Sunday, March 20, 2011

Pat Angerer

Here's me trying to get Colts Star, Pat Angerer to be a guest speaker in my classroom on game theory.

Zero Sum Game

This is a zero-sum game.  There's a winner and a loser.  This game is also played simultaneously with the advantage going to the first mover.  The dominant strategy is to "draw" and dominates the strategy "Don't draw".  This game has a Nash equilibrium. If one of the actors will draw no matter what negotiations take place, then there's a pure strategy to draw.

Do you think this game is a variation of the Hawk-Dove game?

Friday, March 18, 2011

Nim and Pugilistic Question #3

Game theory and economics.  Here's the game, NIM.  Here's the solution.

Game theory assumes that the actors behave rationally and strategically.  It is also assumed that actors receive utility from their interactions.  So I'm walking down the hall following the person ahead of me when they suddenly stop.  I quickly change my course of action.  In both cases we maximize our utility but we are interacting simultaneously.  My question is, when preferences are quickly changing the choices that are made in real time, how can one behave strategically?

Wednesday, March 16, 2011

Pugilistic Question 2

The long-run ATC curve is shown as the envelop of the firm's short run ATC curves.

My question is:  If there are no fixed costs in the long run, how can the long-run ATC curve be the envelop of the short run ATC?

Pugilistic Question 1

When I teach production costs, I teach that the average total cost curve looks like a "U".  The left part of the ATC curve shows fixed costs being spread out over an increasing range of output.  The right part of the ATC curve shows diminishing marginal returns and variable costs.  In the theory of perfect competition, prices are driven down to the productive efficient point or the lowest part of the ATC curve and there are no fixed costs.

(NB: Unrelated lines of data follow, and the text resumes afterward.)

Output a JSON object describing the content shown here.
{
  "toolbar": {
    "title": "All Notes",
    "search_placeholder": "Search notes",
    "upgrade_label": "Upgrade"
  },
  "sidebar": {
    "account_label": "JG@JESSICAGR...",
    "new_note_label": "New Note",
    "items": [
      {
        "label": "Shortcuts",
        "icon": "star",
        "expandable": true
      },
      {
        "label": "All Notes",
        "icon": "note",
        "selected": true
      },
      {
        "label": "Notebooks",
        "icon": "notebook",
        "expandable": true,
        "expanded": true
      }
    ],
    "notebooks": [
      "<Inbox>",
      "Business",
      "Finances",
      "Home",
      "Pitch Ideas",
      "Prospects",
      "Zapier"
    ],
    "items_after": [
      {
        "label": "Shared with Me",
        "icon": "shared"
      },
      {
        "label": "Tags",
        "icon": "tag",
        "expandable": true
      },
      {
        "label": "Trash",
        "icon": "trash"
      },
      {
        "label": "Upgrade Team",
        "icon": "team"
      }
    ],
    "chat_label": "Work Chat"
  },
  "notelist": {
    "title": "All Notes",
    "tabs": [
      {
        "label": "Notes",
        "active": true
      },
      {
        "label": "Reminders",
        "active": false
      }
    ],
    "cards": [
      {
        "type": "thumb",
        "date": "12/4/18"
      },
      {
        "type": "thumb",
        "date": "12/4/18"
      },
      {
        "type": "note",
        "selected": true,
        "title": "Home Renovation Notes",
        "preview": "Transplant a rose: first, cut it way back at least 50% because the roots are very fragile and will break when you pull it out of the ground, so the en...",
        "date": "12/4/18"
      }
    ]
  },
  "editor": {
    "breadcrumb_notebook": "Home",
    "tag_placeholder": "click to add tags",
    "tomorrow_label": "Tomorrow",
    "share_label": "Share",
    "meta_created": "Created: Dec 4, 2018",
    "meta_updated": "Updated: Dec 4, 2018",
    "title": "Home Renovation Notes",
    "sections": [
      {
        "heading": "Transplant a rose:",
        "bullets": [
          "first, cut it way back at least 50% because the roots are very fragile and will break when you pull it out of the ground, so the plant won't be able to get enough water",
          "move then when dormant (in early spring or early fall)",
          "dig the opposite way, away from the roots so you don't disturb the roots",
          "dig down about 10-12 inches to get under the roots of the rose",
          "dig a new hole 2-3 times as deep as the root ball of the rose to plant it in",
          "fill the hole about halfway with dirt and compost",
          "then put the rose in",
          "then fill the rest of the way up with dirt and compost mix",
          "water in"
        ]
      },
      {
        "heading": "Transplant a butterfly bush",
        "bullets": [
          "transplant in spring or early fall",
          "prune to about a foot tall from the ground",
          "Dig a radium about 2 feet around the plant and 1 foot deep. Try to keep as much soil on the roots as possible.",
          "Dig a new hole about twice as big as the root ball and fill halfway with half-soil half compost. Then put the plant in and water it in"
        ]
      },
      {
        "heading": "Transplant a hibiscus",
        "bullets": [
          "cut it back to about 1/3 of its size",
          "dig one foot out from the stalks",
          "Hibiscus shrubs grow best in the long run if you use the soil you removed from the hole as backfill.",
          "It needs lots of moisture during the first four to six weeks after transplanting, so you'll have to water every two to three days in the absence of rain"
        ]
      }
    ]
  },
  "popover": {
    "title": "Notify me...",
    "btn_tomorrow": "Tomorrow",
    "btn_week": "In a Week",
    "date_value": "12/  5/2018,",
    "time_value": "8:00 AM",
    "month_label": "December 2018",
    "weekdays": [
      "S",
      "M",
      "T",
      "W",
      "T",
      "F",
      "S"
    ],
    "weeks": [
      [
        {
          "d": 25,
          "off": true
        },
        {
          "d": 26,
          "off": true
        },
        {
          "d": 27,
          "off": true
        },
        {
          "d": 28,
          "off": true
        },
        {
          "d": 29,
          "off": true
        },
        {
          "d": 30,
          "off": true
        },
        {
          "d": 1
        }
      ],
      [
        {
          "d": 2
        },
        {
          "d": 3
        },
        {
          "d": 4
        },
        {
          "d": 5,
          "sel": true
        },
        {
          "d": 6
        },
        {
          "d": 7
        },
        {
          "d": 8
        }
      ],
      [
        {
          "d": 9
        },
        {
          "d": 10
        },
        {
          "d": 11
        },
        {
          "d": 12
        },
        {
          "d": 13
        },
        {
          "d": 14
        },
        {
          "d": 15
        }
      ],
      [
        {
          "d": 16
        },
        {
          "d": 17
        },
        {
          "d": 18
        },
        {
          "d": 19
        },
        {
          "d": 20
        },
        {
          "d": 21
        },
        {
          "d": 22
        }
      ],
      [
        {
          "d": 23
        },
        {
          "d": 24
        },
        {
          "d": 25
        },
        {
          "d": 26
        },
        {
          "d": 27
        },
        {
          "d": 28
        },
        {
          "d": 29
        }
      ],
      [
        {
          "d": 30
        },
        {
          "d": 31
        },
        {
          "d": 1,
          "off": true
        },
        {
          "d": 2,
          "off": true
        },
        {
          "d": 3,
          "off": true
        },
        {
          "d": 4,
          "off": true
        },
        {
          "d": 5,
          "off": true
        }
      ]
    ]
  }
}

My question is:  Why do students need to show the left part of the ATC curve?

Perfect Competition Worksheet

Here is a problem set that will teach all of the concepts of perfect competition.

I wrote this for the Successful Practices Network as a Gold Seal Lesson.  Let me know what you think.